[Material for the task Boundary: Start]
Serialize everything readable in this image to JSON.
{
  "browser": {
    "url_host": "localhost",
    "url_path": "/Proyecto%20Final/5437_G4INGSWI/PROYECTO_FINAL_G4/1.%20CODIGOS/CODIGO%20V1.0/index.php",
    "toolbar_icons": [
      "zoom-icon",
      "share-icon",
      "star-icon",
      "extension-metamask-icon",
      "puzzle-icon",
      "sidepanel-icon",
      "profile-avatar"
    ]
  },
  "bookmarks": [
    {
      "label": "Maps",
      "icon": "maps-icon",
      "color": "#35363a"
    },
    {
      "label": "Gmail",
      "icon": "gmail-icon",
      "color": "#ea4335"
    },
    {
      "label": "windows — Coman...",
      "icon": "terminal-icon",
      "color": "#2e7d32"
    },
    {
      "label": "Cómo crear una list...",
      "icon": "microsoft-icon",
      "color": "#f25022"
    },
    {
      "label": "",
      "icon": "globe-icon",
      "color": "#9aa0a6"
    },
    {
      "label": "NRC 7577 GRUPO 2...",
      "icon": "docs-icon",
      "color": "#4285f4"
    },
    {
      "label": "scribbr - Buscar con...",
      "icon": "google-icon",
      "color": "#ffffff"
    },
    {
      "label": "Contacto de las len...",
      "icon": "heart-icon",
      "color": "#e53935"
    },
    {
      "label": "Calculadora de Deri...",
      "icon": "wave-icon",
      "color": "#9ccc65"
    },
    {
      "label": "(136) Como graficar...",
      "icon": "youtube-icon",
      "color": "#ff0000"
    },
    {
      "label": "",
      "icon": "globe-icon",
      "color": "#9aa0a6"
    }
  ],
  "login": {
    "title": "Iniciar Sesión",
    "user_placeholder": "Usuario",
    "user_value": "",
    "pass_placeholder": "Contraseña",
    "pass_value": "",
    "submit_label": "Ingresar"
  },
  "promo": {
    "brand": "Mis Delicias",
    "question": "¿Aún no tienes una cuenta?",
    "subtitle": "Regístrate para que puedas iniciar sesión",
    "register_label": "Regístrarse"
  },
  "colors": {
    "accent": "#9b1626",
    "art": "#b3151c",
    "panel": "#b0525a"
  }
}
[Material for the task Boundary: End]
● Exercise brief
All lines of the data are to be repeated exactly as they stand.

● Task solution
Serialize everything readable in this image to JSON.
{
  "browser": {
    "url_host": "localhost",
    "url_path": "/Proyecto%20Final/5437_G4INGSWI/PROYECTO_FINAL_G4/1.%20CODIGOS/CODIGO%20V1.0/index.php",
    "toolbar_icons": [
      "zoom-icon",
      "share-icon",
      "star-icon",
      "extension-metamask-icon",
      "puzzle-icon",
      "sidepanel-icon",
      "profile-avatar"
    ]
  },
  "bookmarks": [
    {
      "label": "Maps",
      "icon": "maps-icon",
      "color": "#35363a"
    },
    {
      "label": "Gmail",
      "icon": "gmail-icon",
      "color": "#ea4335"
    },
    {
      "label": "windows — Coman...",
      "icon": "terminal-icon",
      "color": "#2e7d32"
    },
    {
      "label": "Cómo crear una list...",
      "icon": "microsoft-icon",
      "color": "#f25022"
    },
    {
      "label": "",
      "icon": "globe-icon",
      "color": "#9aa0a6"
    },
    {
      "label": "NRC 7577 GRUPO 2...",
      "icon": "docs-icon",
      "color": "#4285f4"
    },
    {
      "label": "scribbr - Buscar con...",
      "icon": "google-icon",
      "color": "#ffffff"
    },
    {
      "label": "Contacto de las len...",
      "icon": "heart-icon",
      "color": "#e53935"
    },
    {
      "label": "Calculadora de Deri...",
      "icon": "wave-icon",
      "color": "#9ccc65"
    },
    {
      "label": "(136) Como graficar...",
      "icon": "youtube-icon",
      "color": "#ff0000"
    },
    {
      "label": "",
      "icon": "globe-icon",
      "color": "#9aa0a6"
    }
  ],
  "login": {
    "title": "Iniciar Sesión",
    "user_placeholder": "Usuario",
    "user_value": "",
    "pass_placeholder": "Contraseña",
    "pass_value": "",
    "submit_label": "Ingresar"
  },
  "promo": {
    "brand": "Mis Delicias",
    "question": "¿Aún no tienes una cuenta?",
    "subtitle": "Regístrate para que puedas iniciar sesión",
    "register_label": "Regístrarse"
  },
  "colors": {
    "accent": "#9b1626",
    "art": "#b3151c",
    "panel": "#b0525a"
  }
}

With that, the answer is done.